According to press reports and the State Department official, the United States would provide agricultural and telecommunications technology to Iran, as well as remove U.S. restrictions on aircraft manufacturers exporting civil aircraft to the country.

The administration agreed in March 2005 to allow export licenses for spare parts for Iranian civilian aircraft. (See ACT, April 2005.)

Whether and to what extent the package addresses security issues is unclear. A draft version contained a provision for a multilateral dialogue on regional security issues, but at least part of that provision has been removed, the State Department official said.

State Department spokesperson Sean McCormack told reporters June 6 that “ U.S. participation in security guarantees” is “not on the table.”

The United States has offered to discuss Iraqi security issues with Iran, but the two countries have still not agreed to such talks. (See ACT, April 2006.)

New U.S. Policy?

The European countries involved in the talks had been pressuring the United States to talk directly with Iran, arguing that U.S. participation in the talks would be a powerful incentive for Iran to negotiate, the State Department official said.

German Foreign Minister Frank Walter Steinmeier told Der Spiegel June 21 that “ Washington’s participation substantially increases the value of the offer to negotiate, because specific American elements can now be incorporated.”

But whether the Bush administration is willing to negotiate a solution to the nuclear issue with the current Iranian regime remains unclear.

Iranian officials have continued to express doubt about the Bush administration’s sincerity. Larijani said June 25 that Washington is still intent on “overthrowing Iran’s government,” citing the administration’s recent efforts to increase support for democracy promotion in Iran, IRNA reported.

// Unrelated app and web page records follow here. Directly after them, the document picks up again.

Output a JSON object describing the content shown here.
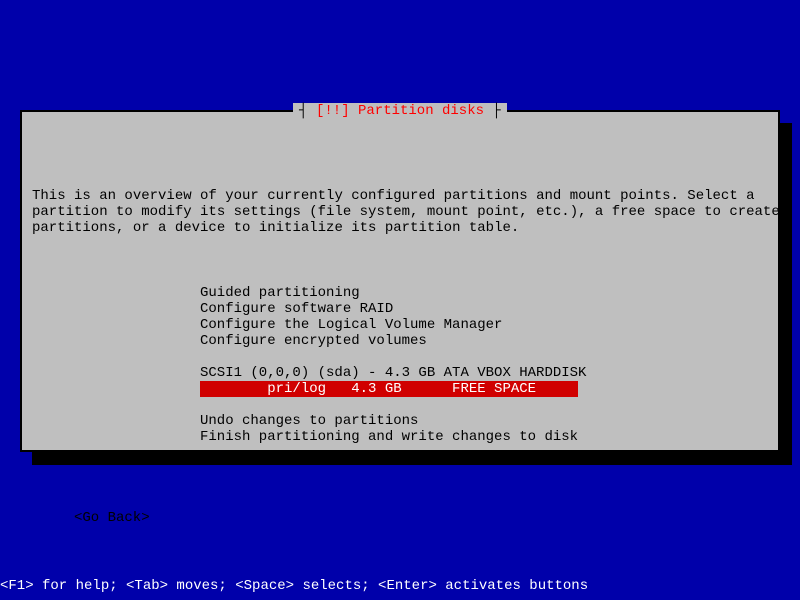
{
  "title": {
    "dash_left": "┤ ",
    "marker": "[!!]",
    "text": " Partition disks",
    "dash_right": " ├"
  },
  "intro": {
    "line1": "This is an overview of your currently configured partitions and mount points. Select a",
    "line2": "partition to modify its settings (file system, mount point, etc.), a free space to create",
    "line3": "partitions, or a device to initialize its partition table."
  },
  "menu": {
    "guided": "Guided partitioning",
    "raid": "Configure software RAID",
    "lvm": "Configure the Logical Volume Manager",
    "encrypted": "Configure encrypted volumes",
    "disk_header": "SCSI1 (0,0,0) (sda) - 4.3 GB ATA VBOX HARDDISK",
    "selected": "        pri/log   4.3 GB      FREE SPACE     ",
    "undo": "Undo changes to partitions",
    "finish": "Finish partitioning and write changes to disk"
  },
  "back": "<Go Back>",
  "footer": "<F1> for help; <Tab> moves; <Space> selects; <Enter> activates buttons"
}
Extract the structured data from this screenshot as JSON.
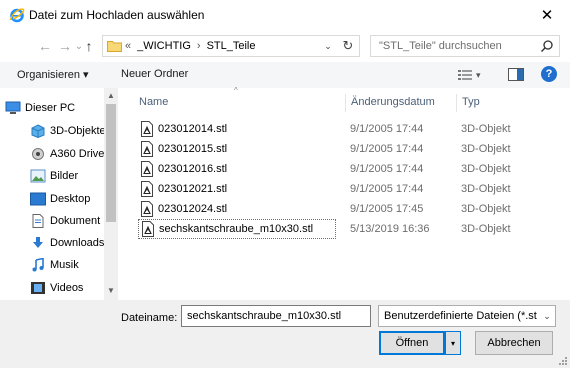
{
  "window": {
    "title": "Datei zum Hochladen auswählen",
    "close_glyph": "✕"
  },
  "nav": {
    "back_glyph": "←",
    "forward_glyph": "→",
    "recent_glyph": "⌄",
    "up_glyph": "↑"
  },
  "address": {
    "crumbs": [
      "«",
      "_WICHTIG",
      "›",
      "STL_Teile"
    ],
    "dropdown_glyph": "⌄",
    "refresh_glyph": "↻"
  },
  "search": {
    "placeholder": "\"STL_Teile\" durchsuchen"
  },
  "toolbar": {
    "organize": "Organisieren ▾",
    "new_folder": "Neuer Ordner",
    "view_glyph": "▾",
    "help": "?"
  },
  "sidebar": {
    "items": [
      {
        "label": "Dieser PC",
        "icon": "computer-icon"
      },
      {
        "label": "3D-Objekte",
        "icon": "cube-icon"
      },
      {
        "label": "A360 Drive",
        "icon": "drive-icon"
      },
      {
        "label": "Bilder",
        "icon": "pictures-icon"
      },
      {
        "label": "Desktop",
        "icon": "desktop-icon"
      },
      {
        "label": "Dokument",
        "icon": "document-icon"
      },
      {
        "label": "Downloads",
        "icon": "download-icon"
      },
      {
        "label": "Musik",
        "icon": "music-icon"
      },
      {
        "label": "Videos",
        "icon": "video-icon"
      }
    ],
    "scroll_up": "▲",
    "scroll_down": "▼"
  },
  "files": {
    "sort_indicator": "^",
    "columns": {
      "name": "Name",
      "date": "Änderungsdatum",
      "type": "Typ"
    },
    "rows": [
      {
        "name": "023012014.stl",
        "date": "9/1/2005 17:44",
        "type": "3D-Objekt",
        "selected": false
      },
      {
        "name": "023012015.stl",
        "date": "9/1/2005 17:44",
        "type": "3D-Objekt",
        "selected": false
      },
      {
        "name": "023012016.stl",
        "date": "9/1/2005 17:44",
        "type": "3D-Objekt",
        "selected": false
      },
      {
        "name": "023012021.stl",
        "date": "9/1/2005 17:44",
        "type": "3D-Objekt",
        "selected": false
      },
      {
        "name": "023012024.stl",
        "date": "9/1/2005 17:45",
        "type": "3D-Objekt",
        "selected": false
      },
      {
        "name": "sechskantschraube_m10x30.stl",
        "date": "5/13/2019 16:36",
        "type": "3D-Objekt",
        "selected": true
      }
    ]
  },
  "footer": {
    "filename_label": "Dateiname:",
    "filename_value": "sechskantschraube_m10x30.stl",
    "filter_value": "Benutzerdefinierte Dateien (*.st",
    "filter_glyph": "⌄",
    "open_label": "Öffnen",
    "open_split_glyph": "▾",
    "cancel_label": "Abbrechen"
  }
}
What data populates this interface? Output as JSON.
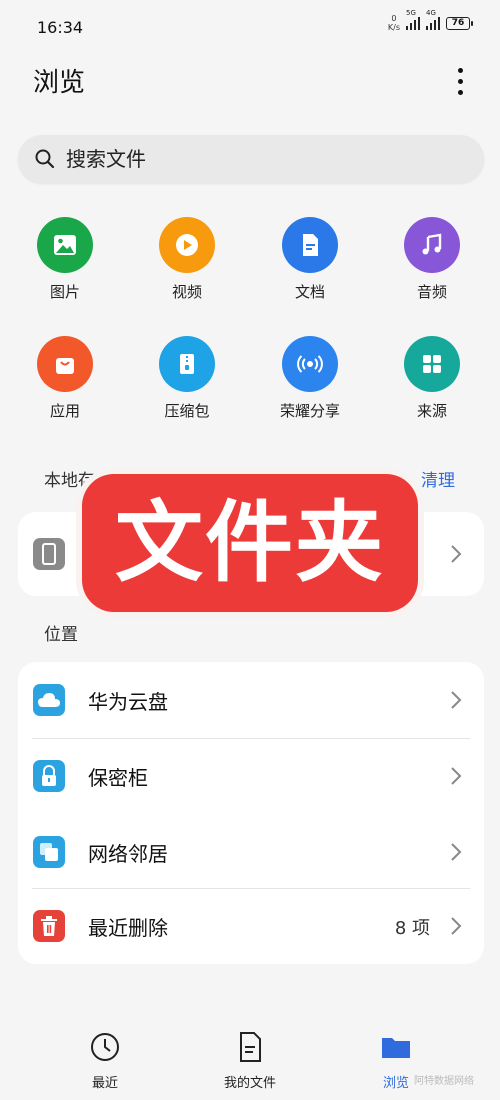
{
  "status_bar": {
    "time": "16:34",
    "net_speed_value": "0",
    "net_speed_unit": "K/s",
    "sim1_label": "5G",
    "sim2_label": "4G",
    "battery": "76"
  },
  "header": {
    "title": "浏览"
  },
  "search": {
    "placeholder": "搜索文件"
  },
  "categories": [
    {
      "label": "图片",
      "icon": "image-icon",
      "color": "#1aa74a"
    },
    {
      "label": "视频",
      "icon": "video-icon",
      "color": "#f79a0e"
    },
    {
      "label": "文档",
      "icon": "document-icon",
      "color": "#2b78e8"
    },
    {
      "label": "音频",
      "icon": "music-icon",
      "color": "#8857d8"
    },
    {
      "label": "应用",
      "icon": "shopping-bag-icon",
      "color": "#f2582a"
    },
    {
      "label": "压缩包",
      "icon": "zip-icon",
      "color": "#1ea3e6"
    },
    {
      "label": "荣耀分享",
      "icon": "wireless-share-icon",
      "color": "#2c84ee"
    },
    {
      "label": "来源",
      "icon": "grid-icon",
      "color": "#17a89c"
    }
  ],
  "local_storage": {
    "label": "本地存储",
    "clean": "清理"
  },
  "location": {
    "label": "位置",
    "items": [
      {
        "label": "华为云盘",
        "icon": "cloud-icon",
        "color": "#2aa3e0"
      },
      {
        "label": "保密柜",
        "icon": "lock-icon",
        "color": "#2aa3e0"
      },
      {
        "label": "网络邻居",
        "icon": "network-neighbor-icon",
        "color": "#2aa3e0"
      },
      {
        "label": "最近删除",
        "icon": "trash-icon",
        "color": "#e5423a",
        "count": "8 项"
      }
    ]
  },
  "overlay": {
    "text": "文件夹"
  },
  "bottom_nav": {
    "recent": "最近",
    "my_files": "我的文件",
    "browse": "浏览"
  },
  "watermark": "阿特数据网络",
  "colors": {
    "accent": "#2f6bdc",
    "overlay_red": "#ec3a38"
  }
}
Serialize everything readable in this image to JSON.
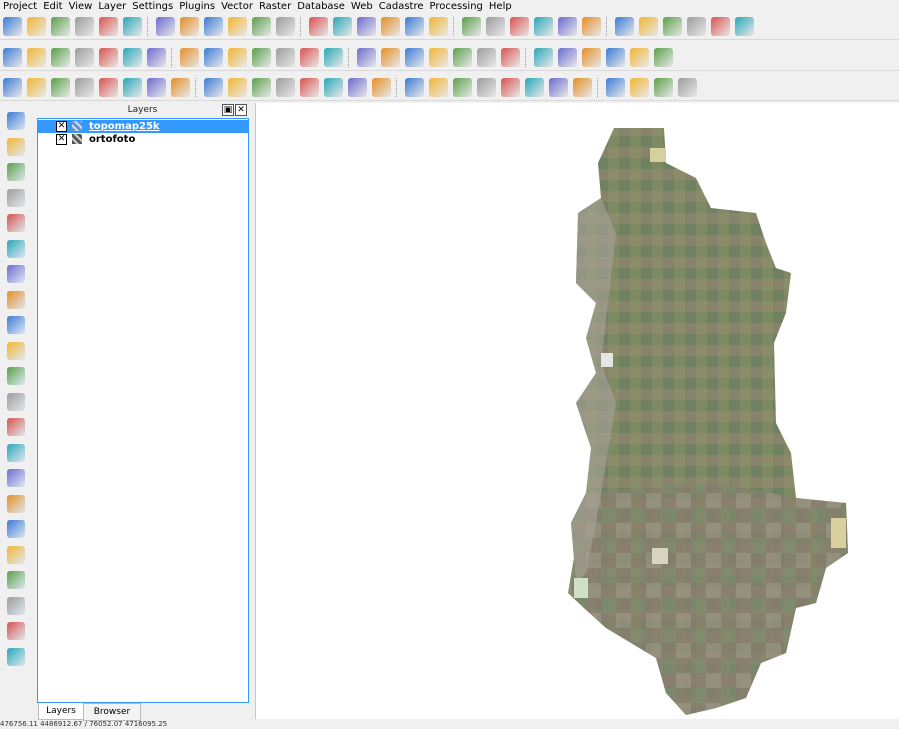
{
  "menu": [
    "Project",
    "Edit",
    "View",
    "Layer",
    "Settings",
    "Plugins",
    "Vector",
    "Raster",
    "Database",
    "Web",
    "Cadastre",
    "Processing",
    "Help"
  ],
  "layers_panel": {
    "title": "Layers",
    "float_button": "▣",
    "close_button": "✕",
    "layers": [
      {
        "name": "topomap25k",
        "checked": "✕",
        "selected": true
      },
      {
        "name": "ortofoto",
        "checked": "✕",
        "selected": false
      }
    ]
  },
  "tabs": [
    "Layers",
    "Browser"
  ],
  "status": {
    "coordinates": "476756.11 4486912.67 / 76052.07 4716095.25"
  },
  "colors": {
    "selection": "#3399ff",
    "canvas_bg": "#ffffff",
    "map_green": "#7a8a5a"
  },
  "icons": {
    "toolbar1": [
      "new-project-icon",
      "open-project-icon",
      "save-project-icon",
      "save-as-icon",
      "new-print-composer-icon",
      "composer-manager-icon",
      "touch-zoom-pan-icon",
      "pan-map-icon",
      "pan-to-selection-icon",
      "zoom-in-icon",
      "zoom-out-icon",
      "zoom-actual-size-icon",
      "zoom-full-icon",
      "zoom-to-selection-icon",
      "zoom-to-layer-icon",
      "zoom-last-icon",
      "zoom-next-icon",
      "refresh-icon",
      "identify-icon",
      "select-features-icon",
      "deselect-icon",
      "select-by-expression-icon",
      "open-attribute-table-icon",
      "field-calculator-icon",
      "measure-line-icon",
      "map-tips-icon",
      "new-bookmark-icon",
      "show-bookmarks-icon",
      "text-annotation-icon",
      "help-icon"
    ],
    "toolbar2": [
      "label-tool-icon",
      "pin-label-icon",
      "show-hide-label-icon",
      "move-label-icon",
      "rotate-label-icon",
      "change-label-icon",
      "georeferencer-icon",
      "raster-calculator-icon",
      "coordinate-capture-icon",
      "gps-tools-icon",
      "road-graph-icon",
      "spatial-query-icon",
      "db-manager-icon",
      "openlayers-icon",
      "autocad-icon",
      "wms-icon",
      "plugin-icon",
      "add-feature-icon",
      "toggle-editing-icon",
      "digitize-icon",
      "save-edits-icon",
      "move-feature-icon",
      "node-tool-icon",
      "delete-selected-icon",
      "cut-features-icon",
      "copy-features-icon",
      "paste-features-icon"
    ],
    "toolbar3": [
      "undo-icon",
      "redo-icon",
      "simplify-feature-icon",
      "add-ring-icon",
      "add-part-icon",
      "fill-ring-icon",
      "delete-ring-icon",
      "delete-part-icon",
      "reshape-features-icon",
      "offset-curve-icon",
      "split-features-icon",
      "split-parts-icon",
      "merge-features-icon",
      "merge-attributes-icon",
      "rotate-point-symbols-icon",
      "histogram-icon",
      "raster-stats-icon",
      "band-stretch-icon",
      "local-stretch-icon",
      "increase-brightness-icon",
      "decrease-brightness-icon",
      "increase-contrast-icon",
      "decrease-contrast-icon",
      "grid-icon",
      "hand-icon",
      "raster-info-icon",
      "sum-icon",
      "layer-tools-icon"
    ],
    "left": [
      "add-vector-layer-icon",
      "add-raster-layer-icon",
      "add-postgis-layer-icon",
      "add-spatialite-layer-icon",
      "add-mssql-layer-icon",
      "add-oracle-layer-icon",
      "add-sqlanywhere-layer-icon",
      "add-wms-layer-icon",
      "add-wcs-layer-icon",
      "add-wfs-layer-icon",
      "add-delimited-text-icon",
      "new-shapefile-icon",
      "new-spatialite-icon",
      "new-temporary-layer-icon",
      "remove-layer-icon",
      "group-layers-icon",
      "spatial-bookmark-icon",
      "node-tool-icon",
      "add-circle-icon",
      "move-label-icon",
      "virtual-layer-icon",
      "georeference-icon"
    ]
  }
}
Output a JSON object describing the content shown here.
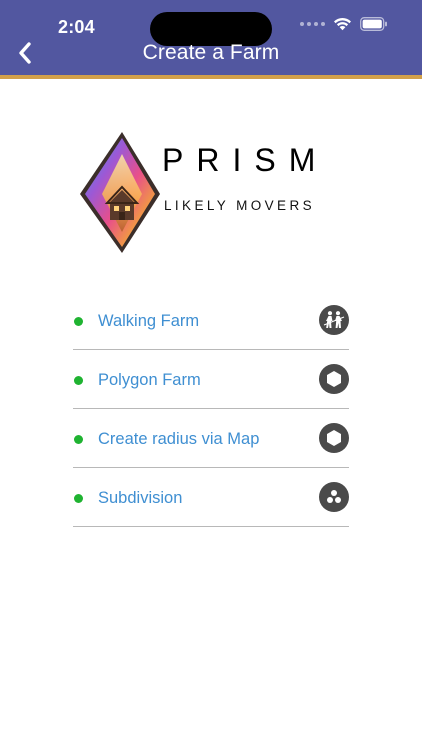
{
  "status_bar": {
    "time": "2:04"
  },
  "header": {
    "title": "Create a Farm",
    "back_icon": "chevron-left-icon"
  },
  "logo": {
    "brand": "PRISM",
    "tagline": "LIKELY MOVERS"
  },
  "farm_types": [
    {
      "label": "Walking Farm",
      "icon": "walking-people-icon"
    },
    {
      "label": "Polygon Farm",
      "icon": "hexagon-icon"
    },
    {
      "label": "Create radius via Map",
      "icon": "hexagon-icon"
    },
    {
      "label": "Subdivision",
      "icon": "dots-cluster-icon"
    }
  ],
  "colors": {
    "header_bg": "#5257a0",
    "header_border": "#d2a04a",
    "link": "#3f8fd2",
    "bullet": "#1fb331",
    "icon_bg": "#4a4a4a"
  }
}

Indeed, the Bush administration continues to support leadership change in Tehran and has continued to criticize Iran’s behavior on non-nuclear issues, such as its support for terrorist organizations and its poor human rights record.

Nevertheless, the administration “recognizes that this is the regime we have to work with,” the State Department official said. Although some officials previously advocated regime change in Tehran, that is no longer the case, the official said.

The official acknowledged, however, that some U.S. officials view support for the negotiations as a mere “tactical” move designed to garner Russian and Chinese support for punitive Security Council actions.

The United States has still not said whether Tehran’s compliance with the council’s requests would satisfy Washington’s concerns about the country’s nuclear program. Rice stated May 31, however, that the United States would “actively support” any Iranian benefits that are part of a final agreement. None of the other countries involved in the discussions support overthrowing the Iranian government.

Although Rice has said repeatedly that the United States is not considering a “grand bargain” with Tehran that would address Washington’s other concerns, Bush’s national security adviser Stephen Hadley suggested June 22 that Washington might be open to future discussions on such matters. Tehran’s acceptance of the terms for negotiation “would be a good starting point,” he said.

 

Posted: July 1, 2006